  • 2 pyruvate are produced
  • 2 NADH are produced
  • negative feedback loop occurs when excess ATP bind to enzyme

2. Krebs Cycle- mitochondria

  • discovered by Hans Krebs (and Albert Szent-Gyorgyi)
  • 2 pyruvate is taken in, along with the 2 NADH and O
  • ATP, citric acid (starts cycle again), and NADH/FADH are produced
  • NADH and FADH are sent on to the ETC
  • O is released

3. Electron Transport Chain- mitochondria inner membrane

  • FADH and NADH (like cars) power electrons (like children) to go down the chain of proteins (kind of like houses) until they reach the ATP synthase (the merry-go-round, known for its spinning motion).
  • ATP synthase squeezes ADP and phosphates together to make ATP (energy).

If there is no Oxygen available, cellular respiration goes through other pathways like fermentation.

made thing to study.  and probably to save for biology final.

i’m quite proud of it.

you can use it for studying and whatnot if you want, i don’t really care.  just if you want to put it somewhere else, credit me please, because this thing took me an hour and a half.

at least i know cellular respiration front back now though

photosynthesis is another story.

MBTI Types as Enzymes (and Proteins)

ISFJ - Ferritin, stores iron in red blood cells to help maintain eurythropoiesis

ESFJ - G-actin, makes up the cytoskeleton and gives support to the cell

ISTJ - Centriole, required in the process of mitosis

ISTP - Autolysin, breaks down tissue from where it was produced and therefore preparing cell for mitosis (specific to bacteria)

ESTP - Myosin, transports vesicles through the cytoskeleton

ISFP - DNA polymerase II, replicates and repairs DNA in prokaryotes

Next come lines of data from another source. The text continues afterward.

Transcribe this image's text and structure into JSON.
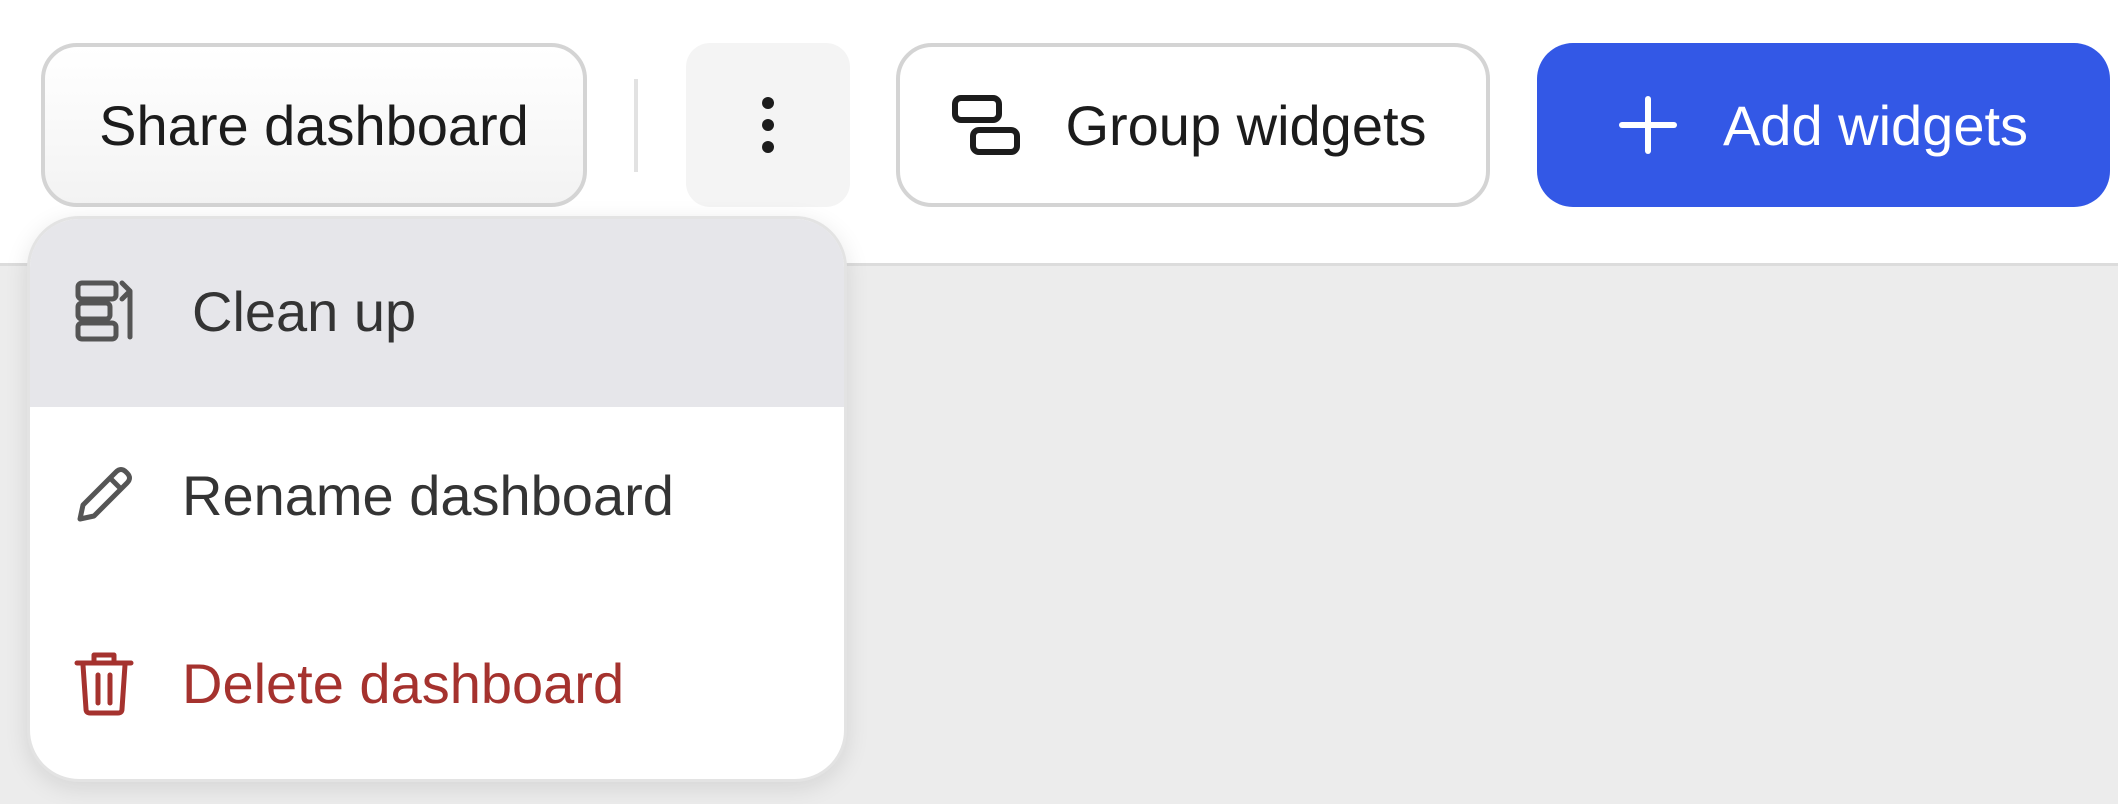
{
  "toolbar": {
    "share_label": "Share dashboard",
    "group_label": "Group widgets",
    "add_label": "Add widgets"
  },
  "menu": {
    "items": [
      {
        "label": "Clean up",
        "icon": "clean-up-icon"
      },
      {
        "label": "Rename dashboard",
        "icon": "pencil-icon"
      },
      {
        "label": "Delete dashboard",
        "icon": "trash-icon"
      }
    ]
  },
  "colors": {
    "accent": "#3358e6",
    "danger": "#a5322e",
    "highlight": "#e6e6ea"
  }
}
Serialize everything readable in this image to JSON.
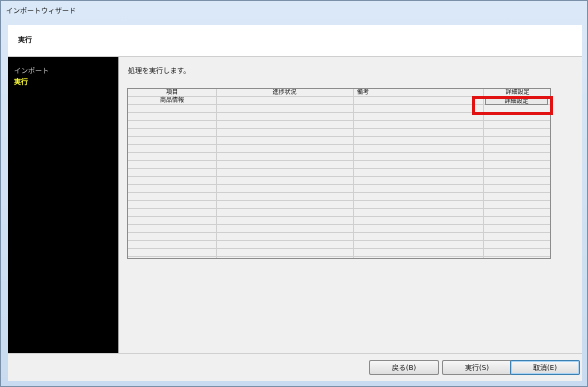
{
  "window": {
    "title": "インポートウィザード"
  },
  "header": {
    "title": "実行"
  },
  "sidebar": {
    "items": [
      {
        "label": "インポート"
      },
      {
        "label": "実行"
      }
    ]
  },
  "main": {
    "message": "処理を実行します。",
    "table": {
      "columns": [
        "項目",
        "進捗状況",
        "備考",
        "詳細設定"
      ],
      "rows": [
        {
          "item": "商品情報",
          "progress": "",
          "note": "",
          "detail_button": "詳細設定"
        }
      ]
    }
  },
  "footer": {
    "back_label": "戻る(B)",
    "run_label": "実行(S)",
    "cancel_label": "取消(E)"
  },
  "colors": {
    "highlight": "#e11111",
    "sidebar_bg": "#000000",
    "active_item": "#ffff33"
  }
}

ESFP - Pol α, essential to the replication of DNA in eukaryotes

ESTJ - Hemoglobin, what facillitates the transport of O2 to cells for cellular respiration

ENTJ - aPKC, an enzyme that directs what type of cell a stem cell should differentiate into.

INTJ - NgAgo, an enzyme capable of editing the genome of any given organism

INTP - Mst3b, important to the regeneration of axons and other nerve fibers

ENTP - Phytase, breaks down phytic acid into minerals for the body to use (doesn’t actually digest food)

INFJ - Sucrase, the enzyme that breaks down complex sugars

INFP - Insulin, important to maintaining cellular respiration by facillitating transport of glucose through cell membranes

ENFJ - Nmnat, an enzyme important to the maintenance of nerve fibers and neuroprotection

ENFP - Pectinase, breaks down pectin from fruit

Also, another fun fact:

ATP is the energy of life. It is a molecule with a mass of 507.18 g/mol. Think very small.
Scientists believe the human body process upwards of 100 pounds of ATP a day.
Yet there has never and will never be that much ATP in your body at one time. 

Cellular Respiration. Look it up.

Boom. Science bitches.